HOW TO COMPLETE THIS TASK:
The expected answer comprises all lines from the entries that contain the string "import".

INPUT:
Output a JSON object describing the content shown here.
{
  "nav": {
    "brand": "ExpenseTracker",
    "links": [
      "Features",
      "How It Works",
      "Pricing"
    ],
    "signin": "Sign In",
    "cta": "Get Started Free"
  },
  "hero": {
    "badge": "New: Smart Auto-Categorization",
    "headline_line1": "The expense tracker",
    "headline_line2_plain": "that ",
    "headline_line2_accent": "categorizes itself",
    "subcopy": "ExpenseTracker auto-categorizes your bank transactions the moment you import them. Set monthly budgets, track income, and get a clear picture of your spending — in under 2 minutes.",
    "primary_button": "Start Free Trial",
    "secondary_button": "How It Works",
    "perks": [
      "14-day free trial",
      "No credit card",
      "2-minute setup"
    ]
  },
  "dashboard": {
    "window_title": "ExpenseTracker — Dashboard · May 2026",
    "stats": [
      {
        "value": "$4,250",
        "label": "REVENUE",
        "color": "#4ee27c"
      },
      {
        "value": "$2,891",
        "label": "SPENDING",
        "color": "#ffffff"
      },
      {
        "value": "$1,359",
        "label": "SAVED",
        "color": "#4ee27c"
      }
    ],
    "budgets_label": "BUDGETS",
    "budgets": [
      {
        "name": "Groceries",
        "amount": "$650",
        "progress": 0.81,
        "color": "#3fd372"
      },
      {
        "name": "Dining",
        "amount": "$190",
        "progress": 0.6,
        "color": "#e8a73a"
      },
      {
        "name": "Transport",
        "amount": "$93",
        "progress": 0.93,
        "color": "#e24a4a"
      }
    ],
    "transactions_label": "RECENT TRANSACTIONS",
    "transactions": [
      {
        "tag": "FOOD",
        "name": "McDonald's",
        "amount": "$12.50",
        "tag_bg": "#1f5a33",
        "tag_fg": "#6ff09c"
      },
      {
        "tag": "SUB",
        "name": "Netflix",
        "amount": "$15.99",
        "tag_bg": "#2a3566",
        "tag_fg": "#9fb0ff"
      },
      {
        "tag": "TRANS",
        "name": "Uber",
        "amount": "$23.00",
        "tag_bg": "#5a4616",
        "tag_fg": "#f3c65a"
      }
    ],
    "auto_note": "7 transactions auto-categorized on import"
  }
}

EXERCISE RESULT:
    "subcopy": "ExpenseTracker auto-categorizes your bank transactions the moment you import them. Set monthly budgets, track income, and get a clear picture of your spending — in under 2 minutes.",
    "auto_note": "7 transactions auto-categorized on import"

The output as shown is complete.